improvement of quality.
The good news is that there are many dumps of Wikidata so it is possible to
compare current Wikidata with how it was in the past.
Would this be something that makes sense to get into for Wikimedia
research. particularly in the light of Wikidata becoming more easily
available to Wikipedia?
I was yesterday at OpenSym (many thanks to Dirk for organizing this!), and
I was chatting with some people about attribution of content to its authors
in a wiki.
So I got inspired, and I cleaned up some code that Michael Shavlovsky and I
had written for this:
The way to use it is super simple (see below). The attribution object can
also be serialized and de-serialized to/from json (see documentation on
The idea behind the code is to attribute the content to the *earliest
revision *where the content was inserted, not the latest as diff tools
usually do. So if some piece of text is inserted, then deleted, then
re-inserted (in a revert or a normal edit), we still attribute it to the
earliest revision. This is somewhat similar to what we tried to do in
WikiTrust, but it's better done, and far more efficient.
The algorithm details can be found in
I hope this might be of interest!
a = authorship_attribution.AuthorshipAttribution.new_attribution_processor(N=4)
a.add_revision("I like to eat pasta".split(), revision_info="rev0")
a.add_revision("I like to eat pasta with tomato sauce".split(),

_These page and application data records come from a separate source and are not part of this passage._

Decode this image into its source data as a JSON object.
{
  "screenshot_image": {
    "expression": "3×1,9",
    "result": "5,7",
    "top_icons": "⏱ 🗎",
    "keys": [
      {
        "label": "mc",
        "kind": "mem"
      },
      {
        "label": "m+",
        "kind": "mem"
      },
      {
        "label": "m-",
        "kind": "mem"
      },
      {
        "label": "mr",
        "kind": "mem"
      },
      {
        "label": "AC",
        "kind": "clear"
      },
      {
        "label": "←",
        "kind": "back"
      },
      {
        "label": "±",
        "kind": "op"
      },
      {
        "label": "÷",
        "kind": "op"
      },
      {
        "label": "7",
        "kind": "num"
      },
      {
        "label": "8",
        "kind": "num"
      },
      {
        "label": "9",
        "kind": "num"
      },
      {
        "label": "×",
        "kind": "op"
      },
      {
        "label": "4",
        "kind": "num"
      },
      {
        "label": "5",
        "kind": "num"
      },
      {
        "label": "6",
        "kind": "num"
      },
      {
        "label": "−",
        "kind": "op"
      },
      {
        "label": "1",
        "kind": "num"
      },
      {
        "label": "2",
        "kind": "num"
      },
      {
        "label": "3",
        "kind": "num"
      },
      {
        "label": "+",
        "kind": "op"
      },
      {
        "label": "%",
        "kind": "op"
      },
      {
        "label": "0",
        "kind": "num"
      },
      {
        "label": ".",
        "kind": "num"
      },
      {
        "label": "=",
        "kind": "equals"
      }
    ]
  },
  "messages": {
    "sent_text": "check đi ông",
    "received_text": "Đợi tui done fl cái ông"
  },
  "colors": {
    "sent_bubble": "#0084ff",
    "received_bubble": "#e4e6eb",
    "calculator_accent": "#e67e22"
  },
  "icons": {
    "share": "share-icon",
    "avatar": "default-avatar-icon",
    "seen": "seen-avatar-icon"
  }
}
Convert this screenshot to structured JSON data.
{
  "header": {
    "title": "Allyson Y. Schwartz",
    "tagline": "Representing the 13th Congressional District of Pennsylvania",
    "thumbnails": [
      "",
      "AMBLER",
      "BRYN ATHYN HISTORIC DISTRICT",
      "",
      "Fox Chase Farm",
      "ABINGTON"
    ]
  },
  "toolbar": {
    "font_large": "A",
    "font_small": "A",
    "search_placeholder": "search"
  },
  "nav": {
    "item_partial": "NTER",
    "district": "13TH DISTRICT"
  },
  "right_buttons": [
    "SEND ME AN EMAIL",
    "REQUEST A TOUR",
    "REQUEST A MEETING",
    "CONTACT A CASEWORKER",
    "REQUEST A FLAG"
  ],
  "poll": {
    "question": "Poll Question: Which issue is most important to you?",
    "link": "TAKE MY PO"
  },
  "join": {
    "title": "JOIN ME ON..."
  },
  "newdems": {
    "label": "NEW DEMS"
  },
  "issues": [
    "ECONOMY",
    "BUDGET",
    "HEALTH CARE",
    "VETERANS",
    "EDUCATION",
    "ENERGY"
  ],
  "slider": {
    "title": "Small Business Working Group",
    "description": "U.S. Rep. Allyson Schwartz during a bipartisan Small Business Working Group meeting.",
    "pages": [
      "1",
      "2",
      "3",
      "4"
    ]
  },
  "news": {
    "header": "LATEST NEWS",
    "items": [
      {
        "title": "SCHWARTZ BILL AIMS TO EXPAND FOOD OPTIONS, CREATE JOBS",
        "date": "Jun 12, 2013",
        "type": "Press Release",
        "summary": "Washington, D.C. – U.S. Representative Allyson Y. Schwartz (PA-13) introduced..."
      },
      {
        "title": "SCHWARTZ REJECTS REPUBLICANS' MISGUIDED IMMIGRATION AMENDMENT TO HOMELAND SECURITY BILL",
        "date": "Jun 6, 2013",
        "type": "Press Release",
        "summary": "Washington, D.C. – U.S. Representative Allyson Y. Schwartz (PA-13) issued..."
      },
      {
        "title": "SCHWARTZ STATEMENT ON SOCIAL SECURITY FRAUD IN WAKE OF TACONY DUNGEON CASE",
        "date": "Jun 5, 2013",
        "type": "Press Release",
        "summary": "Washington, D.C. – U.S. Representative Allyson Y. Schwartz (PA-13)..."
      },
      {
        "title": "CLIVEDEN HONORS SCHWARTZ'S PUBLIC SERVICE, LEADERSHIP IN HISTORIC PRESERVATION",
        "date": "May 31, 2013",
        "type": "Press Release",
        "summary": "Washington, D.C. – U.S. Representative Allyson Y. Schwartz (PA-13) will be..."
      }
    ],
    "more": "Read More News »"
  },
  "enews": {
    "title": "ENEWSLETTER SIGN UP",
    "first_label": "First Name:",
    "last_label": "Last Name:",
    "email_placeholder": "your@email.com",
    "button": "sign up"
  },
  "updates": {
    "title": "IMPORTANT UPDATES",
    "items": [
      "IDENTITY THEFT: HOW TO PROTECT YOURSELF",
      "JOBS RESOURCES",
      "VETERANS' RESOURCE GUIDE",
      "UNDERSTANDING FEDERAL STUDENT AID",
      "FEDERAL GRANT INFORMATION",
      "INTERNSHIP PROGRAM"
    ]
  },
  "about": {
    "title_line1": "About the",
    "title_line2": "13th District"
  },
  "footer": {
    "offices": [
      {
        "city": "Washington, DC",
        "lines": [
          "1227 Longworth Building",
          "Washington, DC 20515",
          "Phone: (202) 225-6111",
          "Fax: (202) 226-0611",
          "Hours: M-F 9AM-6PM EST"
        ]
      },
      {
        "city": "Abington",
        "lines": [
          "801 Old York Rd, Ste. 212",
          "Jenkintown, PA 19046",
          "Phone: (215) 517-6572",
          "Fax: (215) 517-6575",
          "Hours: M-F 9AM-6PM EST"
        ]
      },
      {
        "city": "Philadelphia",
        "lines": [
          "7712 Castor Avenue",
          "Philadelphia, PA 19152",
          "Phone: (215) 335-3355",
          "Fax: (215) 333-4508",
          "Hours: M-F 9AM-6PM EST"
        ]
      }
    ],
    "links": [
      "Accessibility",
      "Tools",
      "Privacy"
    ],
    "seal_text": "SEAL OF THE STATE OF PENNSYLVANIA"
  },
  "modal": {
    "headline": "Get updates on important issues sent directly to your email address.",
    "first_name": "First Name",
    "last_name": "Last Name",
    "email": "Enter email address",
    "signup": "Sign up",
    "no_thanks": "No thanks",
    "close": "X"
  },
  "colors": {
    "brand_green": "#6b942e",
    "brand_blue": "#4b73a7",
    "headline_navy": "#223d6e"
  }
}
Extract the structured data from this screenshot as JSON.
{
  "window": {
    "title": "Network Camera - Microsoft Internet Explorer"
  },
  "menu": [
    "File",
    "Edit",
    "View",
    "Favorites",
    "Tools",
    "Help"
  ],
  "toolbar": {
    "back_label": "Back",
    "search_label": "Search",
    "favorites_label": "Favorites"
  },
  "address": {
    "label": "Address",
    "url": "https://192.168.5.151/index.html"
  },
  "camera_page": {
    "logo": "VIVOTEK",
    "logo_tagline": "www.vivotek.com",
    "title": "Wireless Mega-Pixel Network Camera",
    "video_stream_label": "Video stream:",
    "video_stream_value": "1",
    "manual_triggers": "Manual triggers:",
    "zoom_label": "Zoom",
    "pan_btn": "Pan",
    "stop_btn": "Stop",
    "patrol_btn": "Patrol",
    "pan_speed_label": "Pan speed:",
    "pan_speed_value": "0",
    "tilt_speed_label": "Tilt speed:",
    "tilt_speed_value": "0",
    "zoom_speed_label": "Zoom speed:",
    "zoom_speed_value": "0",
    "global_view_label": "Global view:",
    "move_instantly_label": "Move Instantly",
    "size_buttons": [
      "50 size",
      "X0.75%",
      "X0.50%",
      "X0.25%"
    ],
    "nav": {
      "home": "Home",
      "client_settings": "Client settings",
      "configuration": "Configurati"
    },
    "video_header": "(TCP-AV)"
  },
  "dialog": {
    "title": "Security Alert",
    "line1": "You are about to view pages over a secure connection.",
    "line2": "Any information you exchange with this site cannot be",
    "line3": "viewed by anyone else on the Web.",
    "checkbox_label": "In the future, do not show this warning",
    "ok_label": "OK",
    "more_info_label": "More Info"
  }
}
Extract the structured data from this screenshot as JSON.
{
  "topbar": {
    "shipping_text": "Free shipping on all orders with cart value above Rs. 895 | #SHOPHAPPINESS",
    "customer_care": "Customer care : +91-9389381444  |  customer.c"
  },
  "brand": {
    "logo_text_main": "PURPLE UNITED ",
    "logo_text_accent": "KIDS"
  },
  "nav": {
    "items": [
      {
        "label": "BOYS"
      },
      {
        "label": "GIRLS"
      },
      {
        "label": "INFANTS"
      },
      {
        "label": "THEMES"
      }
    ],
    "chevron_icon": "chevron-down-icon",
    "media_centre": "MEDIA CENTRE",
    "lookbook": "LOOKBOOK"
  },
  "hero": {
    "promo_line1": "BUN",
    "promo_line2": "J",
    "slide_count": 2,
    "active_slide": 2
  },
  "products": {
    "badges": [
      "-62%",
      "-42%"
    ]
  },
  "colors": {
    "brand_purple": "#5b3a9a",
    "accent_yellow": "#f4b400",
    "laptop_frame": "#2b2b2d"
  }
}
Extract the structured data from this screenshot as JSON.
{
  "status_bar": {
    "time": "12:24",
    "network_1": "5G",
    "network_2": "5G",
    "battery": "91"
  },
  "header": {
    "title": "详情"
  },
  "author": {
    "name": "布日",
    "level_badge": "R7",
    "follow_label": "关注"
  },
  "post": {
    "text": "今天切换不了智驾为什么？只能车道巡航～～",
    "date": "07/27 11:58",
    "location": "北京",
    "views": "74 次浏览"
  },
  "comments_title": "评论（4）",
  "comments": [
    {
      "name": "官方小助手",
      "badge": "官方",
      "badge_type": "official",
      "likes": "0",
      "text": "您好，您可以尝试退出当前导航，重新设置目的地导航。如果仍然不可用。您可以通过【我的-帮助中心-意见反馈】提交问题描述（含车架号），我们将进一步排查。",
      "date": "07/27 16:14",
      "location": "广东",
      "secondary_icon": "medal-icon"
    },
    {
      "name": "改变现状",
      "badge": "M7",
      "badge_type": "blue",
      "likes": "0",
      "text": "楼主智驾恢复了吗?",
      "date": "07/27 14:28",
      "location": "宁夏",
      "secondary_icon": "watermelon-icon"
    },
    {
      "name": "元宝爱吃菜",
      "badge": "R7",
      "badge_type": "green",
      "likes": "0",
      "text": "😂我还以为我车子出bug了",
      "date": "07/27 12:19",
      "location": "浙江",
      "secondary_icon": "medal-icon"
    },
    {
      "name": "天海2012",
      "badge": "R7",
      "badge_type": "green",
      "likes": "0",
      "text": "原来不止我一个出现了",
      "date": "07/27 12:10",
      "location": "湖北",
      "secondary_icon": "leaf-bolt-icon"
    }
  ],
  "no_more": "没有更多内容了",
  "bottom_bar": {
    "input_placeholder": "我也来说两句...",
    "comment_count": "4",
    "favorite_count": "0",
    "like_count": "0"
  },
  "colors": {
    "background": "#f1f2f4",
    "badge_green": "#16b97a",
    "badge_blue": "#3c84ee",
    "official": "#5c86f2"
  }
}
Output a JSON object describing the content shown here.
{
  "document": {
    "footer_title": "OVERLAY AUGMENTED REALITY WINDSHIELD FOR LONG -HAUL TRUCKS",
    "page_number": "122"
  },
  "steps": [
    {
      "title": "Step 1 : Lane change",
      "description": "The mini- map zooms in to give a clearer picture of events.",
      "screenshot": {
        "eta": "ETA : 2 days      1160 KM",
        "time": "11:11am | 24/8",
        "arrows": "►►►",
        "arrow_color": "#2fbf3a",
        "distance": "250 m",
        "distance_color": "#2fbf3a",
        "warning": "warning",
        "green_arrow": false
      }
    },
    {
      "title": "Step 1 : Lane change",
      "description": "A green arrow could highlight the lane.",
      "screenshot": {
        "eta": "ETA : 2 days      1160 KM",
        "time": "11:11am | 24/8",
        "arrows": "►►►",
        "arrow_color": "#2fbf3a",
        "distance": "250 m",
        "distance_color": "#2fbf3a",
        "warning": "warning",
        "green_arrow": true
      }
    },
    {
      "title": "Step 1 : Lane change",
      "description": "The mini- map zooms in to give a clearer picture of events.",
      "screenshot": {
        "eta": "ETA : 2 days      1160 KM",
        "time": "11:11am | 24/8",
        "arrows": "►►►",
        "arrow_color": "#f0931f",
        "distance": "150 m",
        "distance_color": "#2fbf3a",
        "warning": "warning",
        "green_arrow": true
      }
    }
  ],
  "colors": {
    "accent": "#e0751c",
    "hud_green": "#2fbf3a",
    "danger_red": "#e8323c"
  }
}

a.add_revision("I like to eat rice with tomato sauce".split(),
['rev0', 'rev0', 'rev0', 'rev0', 'rev3', 'rev1', 'rev1', 'rev1']